- French Selestat has 7.4% unemployment, compared with 2.8% in German Emmendingen
- French businesses say they envy the lower tax and labor costs across the border
- They fear the burden on French business will increase after the forthcoming election
Emmindingen is a small town in southwest Germany, with about 26,000 people and an enviable unemployment rate of just 2.8% .
But barely 20 miles away, across the French border, the picture is very different. The Alsatian town of Selestat has a similar industrial base, but an unemployment rate of 7.4%. Among young people, the contrast is even starker, with 23% of under-25s unemployed in the French town, compared to 1.8% in Emmendingen.
The differing fortunes of these neighboring border towns illustrate the complaints of many French businesses, as their country heads towards a presidential election.
Anne Leitzgen is the president of SALM Kitchens, a family-run business which has operated since the 1930s, and has one of the largest worktop production lines in Europe.
Despite a commitment to invest in Selestat, she worries about the increased costs of running a firm in France, saying taxes are higher, labor is twice as expensive, and workers' benefits are double those paid in Germany.
Leitzgen says she is concerned the next French government will tax companies like hers out of business. "We are afraid money will be taken from our companies, and afraid that taxes will increase a lot and the situation will become bad for companies our size ," she says.
Further, she says, the "relationship between the unions is more constructive and easier in Germany."

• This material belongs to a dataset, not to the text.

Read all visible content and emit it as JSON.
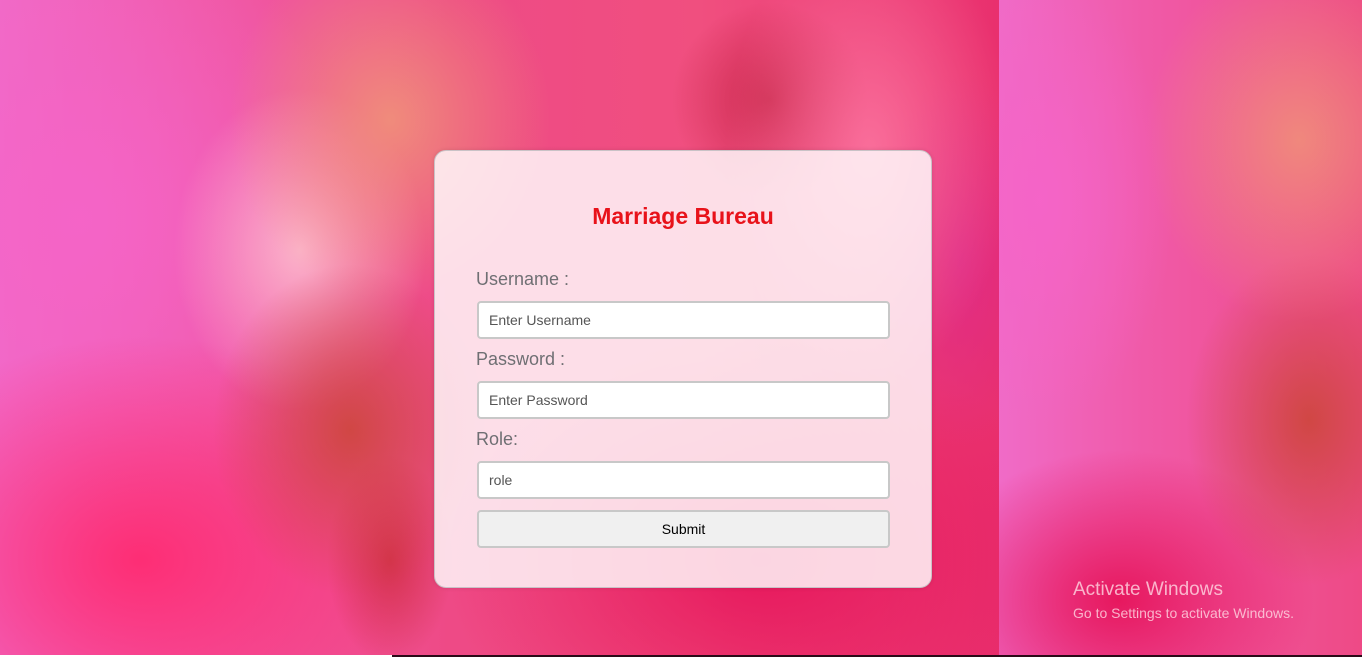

Across the border is the workplace of Emmanuel Foyer, a Frenchman who lives in his homeland but commutes to work in Emmendingen. Foyer, the sales manager for plastics industry solutions provider Braunform, believes a German focus on the long-term is behind the current success.
"In Germany, for sure, we are thinking of the long-term. In a company like this, [there's a] huge focus on training and the future of our employees," he says. "The approach in Germany to keep workers in times of low-load level means we were ready when the economy restarted."
The trade-off for German workers is less job security, no national, fixed minimum wage, and less extensive social protections for the unemployed.
But the mayor of Selestat, Marcel Bauer, says it is time for France to make these changes to regain its economic competitiveness.
"As soon as the next president is in office -- be it the one we've got or a new one -- I sincerely hope that jobs reforms will be put in place immediately," he says. "The system needs to be more flexible. There is a lot that must change, starting with the mindset of employers and employees."